The ACLU, Planned Parenthood and other groups suing Ohio celebrated the ruling in a joint statement.
“Compliance with this law would have a devastating impact on the ability of Ohioans to access time-sensitive health care, and intentionally denies them autonomy over their own lives, especially harming people with low-incomes, our Black, Latino and Indigenous communities, and people in rural communities,” the statement read. “While we are grateful for today’s decision, safe, accessible abortion care is still in jeopardy across the state and the nation.”
Despite the setback, pro-life leaders expressed confidence that the law ultimately will be upheld. The U.S. Supreme Court ruled in favor of a similar Indiana law in 2019.
“SB 27 simply dignifies the life of a child who died because of an abortion and provides a proper burial for that child,” Mike Gonidakis, president of Ohio Right to Life, told the Cleveland Dispatch in January. “The ACLU will do everything in its power to sterilize abortion and attempt to hide the fact that a successful abortion leads to the death of an innocent child. Planned Parenthood would rather have all aborted babies carted off to landfills in metal containers.”
The Springfield News-Sun reports Ohio recorded 20,605 abortions in 2020, a little more than half of which were surgical abortions. Chemical, or drug-induced abortions, do not apply under the new law because women give birth to their aborted babies at home, and they typically are instructed to flush the baby’s body down the toilet.
Mark Harrington, president of the pro-life organization Created Equal, which is based in Ohio, said the law poses a major threat to the abortion industry.
“Laws requiring aborted babies to receive a dignified final disposition in some ways pose a bigger threat than many abortion bans do. Because abortionists are the dregs of medicine, they will be unable to comply with these new regulations. That is why the abortion industry is fighting so hard to challenge this law,” Harrington said earlier this year. “The courts ought to uphold this law and the dignity of human life.”
In the past several years, a number of states have passed legislation to regulate how abortion facilities dispose of aborted babies’ bodies. Their actions came in the wake of viral undercover videos that exposed top officials at Planned Parenthood negotiating the prices of aborted babies’ body parts. In 2015, the Ohio Attorney General’s office discovered that Planned Parenthoods in Ohio contract with waste disposal companies that dispose of aborted babies in landfills.

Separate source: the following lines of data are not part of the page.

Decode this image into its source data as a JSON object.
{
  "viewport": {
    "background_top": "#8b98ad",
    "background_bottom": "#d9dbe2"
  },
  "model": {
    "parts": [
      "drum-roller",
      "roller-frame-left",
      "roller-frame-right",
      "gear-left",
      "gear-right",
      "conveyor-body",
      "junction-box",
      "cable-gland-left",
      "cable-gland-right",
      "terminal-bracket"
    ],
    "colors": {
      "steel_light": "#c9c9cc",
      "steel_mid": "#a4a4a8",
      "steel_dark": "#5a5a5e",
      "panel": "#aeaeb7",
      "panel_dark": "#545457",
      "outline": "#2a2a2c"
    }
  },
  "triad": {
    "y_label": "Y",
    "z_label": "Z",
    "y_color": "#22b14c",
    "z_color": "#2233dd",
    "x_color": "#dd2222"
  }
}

A gruesome discovery inside a late Indiana abortionist’s garage further demonstrated the need for such laws. In 2019, authorities found 2,246 remains of aborted babies stored in boxes in the late Indiana abortionist Ulrich Klopfer’s garage in Illinois. A few weeks later, they found 165 more babies’ remains in a vehicle stored on one of his properties. Klopfer’s family reported finding the remains shortly after he died.